=== Problem description ===
Search the entries for lines that contain the word "title", and report each one found.

=== Exercise inputs ===

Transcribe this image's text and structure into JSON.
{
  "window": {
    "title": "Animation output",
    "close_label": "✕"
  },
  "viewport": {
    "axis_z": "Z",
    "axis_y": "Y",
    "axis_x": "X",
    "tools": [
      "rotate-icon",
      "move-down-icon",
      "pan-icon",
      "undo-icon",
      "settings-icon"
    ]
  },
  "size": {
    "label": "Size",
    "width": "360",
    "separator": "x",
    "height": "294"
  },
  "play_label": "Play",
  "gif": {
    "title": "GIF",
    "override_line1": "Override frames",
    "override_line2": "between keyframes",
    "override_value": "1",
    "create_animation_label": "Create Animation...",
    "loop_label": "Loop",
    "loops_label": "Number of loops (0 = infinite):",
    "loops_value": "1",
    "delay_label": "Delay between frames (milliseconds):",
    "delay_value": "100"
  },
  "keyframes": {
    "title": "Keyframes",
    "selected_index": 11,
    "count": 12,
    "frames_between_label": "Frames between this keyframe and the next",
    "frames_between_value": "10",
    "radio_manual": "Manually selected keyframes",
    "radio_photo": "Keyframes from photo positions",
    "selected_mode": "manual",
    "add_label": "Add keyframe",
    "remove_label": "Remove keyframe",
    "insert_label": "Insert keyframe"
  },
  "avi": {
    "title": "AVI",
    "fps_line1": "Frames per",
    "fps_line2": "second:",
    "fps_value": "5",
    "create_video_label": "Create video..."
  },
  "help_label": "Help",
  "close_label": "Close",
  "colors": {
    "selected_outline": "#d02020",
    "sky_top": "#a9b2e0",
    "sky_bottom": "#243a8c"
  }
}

=== Reply to the exercise ===
    "title": "Animation output",
    "title": "GIF",
    "title": "Keyframes",
    "title": "AVI",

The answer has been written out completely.